= Data to examine =
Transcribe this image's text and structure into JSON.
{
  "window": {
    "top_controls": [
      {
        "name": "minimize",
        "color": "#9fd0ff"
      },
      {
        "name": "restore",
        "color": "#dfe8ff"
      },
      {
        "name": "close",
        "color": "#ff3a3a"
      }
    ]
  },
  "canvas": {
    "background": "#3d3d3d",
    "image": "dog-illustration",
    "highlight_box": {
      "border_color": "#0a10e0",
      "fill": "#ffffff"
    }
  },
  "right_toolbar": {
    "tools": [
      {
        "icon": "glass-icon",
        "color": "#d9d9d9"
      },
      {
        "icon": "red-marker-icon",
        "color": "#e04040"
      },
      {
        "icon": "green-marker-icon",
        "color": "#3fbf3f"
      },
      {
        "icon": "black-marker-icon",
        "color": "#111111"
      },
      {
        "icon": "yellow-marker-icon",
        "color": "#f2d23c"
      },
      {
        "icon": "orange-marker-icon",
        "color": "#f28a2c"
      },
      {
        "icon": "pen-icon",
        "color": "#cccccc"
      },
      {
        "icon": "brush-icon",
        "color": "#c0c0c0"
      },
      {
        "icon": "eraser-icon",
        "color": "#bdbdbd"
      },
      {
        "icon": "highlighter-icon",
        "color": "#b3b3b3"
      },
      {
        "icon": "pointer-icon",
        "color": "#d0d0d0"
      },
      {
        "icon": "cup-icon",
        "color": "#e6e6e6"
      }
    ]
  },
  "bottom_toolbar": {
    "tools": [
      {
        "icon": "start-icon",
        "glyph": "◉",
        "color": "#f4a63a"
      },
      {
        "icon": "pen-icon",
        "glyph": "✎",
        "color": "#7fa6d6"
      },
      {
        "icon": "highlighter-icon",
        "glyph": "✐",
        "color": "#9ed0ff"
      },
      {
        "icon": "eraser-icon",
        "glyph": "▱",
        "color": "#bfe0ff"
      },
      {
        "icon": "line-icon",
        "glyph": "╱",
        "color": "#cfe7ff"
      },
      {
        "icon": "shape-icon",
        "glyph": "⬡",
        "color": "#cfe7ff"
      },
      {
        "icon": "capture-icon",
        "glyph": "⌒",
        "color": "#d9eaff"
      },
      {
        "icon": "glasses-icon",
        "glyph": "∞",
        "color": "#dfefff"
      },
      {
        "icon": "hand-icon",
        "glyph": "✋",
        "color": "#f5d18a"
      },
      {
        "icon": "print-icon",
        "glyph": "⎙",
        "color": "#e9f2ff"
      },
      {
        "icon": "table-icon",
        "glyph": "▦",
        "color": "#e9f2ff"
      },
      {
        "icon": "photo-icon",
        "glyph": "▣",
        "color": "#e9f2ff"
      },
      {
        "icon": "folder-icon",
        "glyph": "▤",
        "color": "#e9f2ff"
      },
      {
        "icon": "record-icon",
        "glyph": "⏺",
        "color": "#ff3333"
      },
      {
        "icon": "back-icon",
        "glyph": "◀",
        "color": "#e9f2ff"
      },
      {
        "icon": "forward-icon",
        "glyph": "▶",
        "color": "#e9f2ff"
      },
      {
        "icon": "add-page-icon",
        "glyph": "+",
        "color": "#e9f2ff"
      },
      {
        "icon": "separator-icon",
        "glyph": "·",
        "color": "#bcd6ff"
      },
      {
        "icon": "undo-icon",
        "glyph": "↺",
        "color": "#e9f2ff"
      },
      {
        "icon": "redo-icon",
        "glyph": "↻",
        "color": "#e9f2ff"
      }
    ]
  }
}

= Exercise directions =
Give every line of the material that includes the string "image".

= Response to this task =
Transcribe this image's text and structure into JSON.
    "image": "dog-illustration",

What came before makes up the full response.